I'd like a New Case Manager

I had been at Empoder for 6 months when a client responded to my department's decision to deny her financial assistance by asking to get a new case manager. It was the first time I heard that request (request, demand) from a client. Though all financial decisions are made by the department's team they're delivered by the primary case manager. I had worked with the client for a month and met a few times which didn't help develop a strong rapport between us. I tried to suggest other options but my client was adamant. She wanted a new case manager. The truth was I wasn't really interested in continuing to work with her. I was annoyed by what I felt was her sense of entitlement and brash attitude with me. I responded that my supervisor would call her to follow up. Later, after speaking with Feona, my supervisor, I realized it would've been better that I referred my client to talk to Feona directly since she initiated that request.

Typically once clients work with a case manager at Empoder they'll continue to work with that person. Rarely do transfers to other case managers occur. When they do usually it's with newer clients or on a case by case basis where both case manager and client find it difficult to work together but there's still reason for the client to continue and receive services. It's also not unusual for case managers to collaborate on particularly intensive clients.

If I could talk to myself at that moment, six months into the job, I would tell myself that just because someone requests a new case manager it doesn't mean by itself that I'm not doing a good job.* I'd also tell myself (after I calmed down) to remember where clients are coming from in terms of their own difficulties, challenges, and lives before they walked in my office.
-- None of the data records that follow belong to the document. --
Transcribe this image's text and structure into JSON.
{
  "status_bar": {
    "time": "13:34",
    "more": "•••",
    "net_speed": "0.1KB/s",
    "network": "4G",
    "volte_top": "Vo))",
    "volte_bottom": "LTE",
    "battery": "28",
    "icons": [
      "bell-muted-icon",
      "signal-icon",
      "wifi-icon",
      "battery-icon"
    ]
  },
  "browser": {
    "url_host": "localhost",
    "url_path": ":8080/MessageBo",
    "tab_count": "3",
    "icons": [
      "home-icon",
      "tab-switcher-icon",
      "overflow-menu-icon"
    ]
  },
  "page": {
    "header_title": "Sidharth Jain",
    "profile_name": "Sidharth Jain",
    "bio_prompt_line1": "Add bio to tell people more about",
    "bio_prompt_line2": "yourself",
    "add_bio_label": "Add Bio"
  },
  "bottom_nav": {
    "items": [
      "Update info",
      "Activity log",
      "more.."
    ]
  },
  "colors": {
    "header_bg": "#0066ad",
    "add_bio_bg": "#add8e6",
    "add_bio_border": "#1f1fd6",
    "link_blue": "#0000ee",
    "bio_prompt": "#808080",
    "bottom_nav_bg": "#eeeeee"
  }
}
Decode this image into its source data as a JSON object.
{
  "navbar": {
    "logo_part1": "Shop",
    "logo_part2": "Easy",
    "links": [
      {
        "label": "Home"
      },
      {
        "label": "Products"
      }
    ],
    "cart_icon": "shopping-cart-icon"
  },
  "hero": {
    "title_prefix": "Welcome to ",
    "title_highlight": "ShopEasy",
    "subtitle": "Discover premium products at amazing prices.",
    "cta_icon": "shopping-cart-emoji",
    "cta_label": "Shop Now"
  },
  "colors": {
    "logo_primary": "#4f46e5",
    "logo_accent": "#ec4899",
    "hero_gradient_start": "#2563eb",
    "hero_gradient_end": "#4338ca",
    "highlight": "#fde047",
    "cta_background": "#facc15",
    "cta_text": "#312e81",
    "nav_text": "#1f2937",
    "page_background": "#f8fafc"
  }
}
Not to mention the need to not personalize other clients' anger or negative emotions when directed at me, something that would take me a while to fully learn and hey, something I still need to remind myself.

It's not necessarily unusual for case manager/client relationships to have ups and downs but ultimately they succeed for similar reasons. Rapport is essential for a good professional relationship. This is based on mutual trust, respect and something intangible. I add the intangibility factor because sometimes a case manager and client don't click and it's not necessarily something that may be anticipated.

A general request that my department honors is a potential client's initial request to work with a man or a woman. Matching client and a case manager based on this preference may set better grounds for a comfortable and trusting relationship. To a degree it helps that case managers' expertise be taken into account when matched with new clients. For example, case managers with more experience with people with severe mental illnesses may work more effectively with a person with schizophrenia as opposed to a CM without this experience. On the other hand, a case manager's work at my department is superficial compared to therapy work. We're not clinicians or therapists. Our job is often to refer and mediate, connecting clients with services they need, navigating health or benefits systems with them. It helps to have experience with a certain segment of the population but if that's not there, it's possible to work to connect with another person through respectful, empathetic, and patient approach. More so than possible -- it's necessary. Taking part in mental health (and crisis, motivational interviewing, and so on) trainings, which we all should do as case managers, should complement this approach.

* Regardless of an incident like this it's important to continue and reassess how you work, your skills and effectiveness as a case manager. For the sake of this post I didn't delve into this.

1 comment:

Btrflygl said...

Great post. I can certainly identify with many of the things you wrote about :)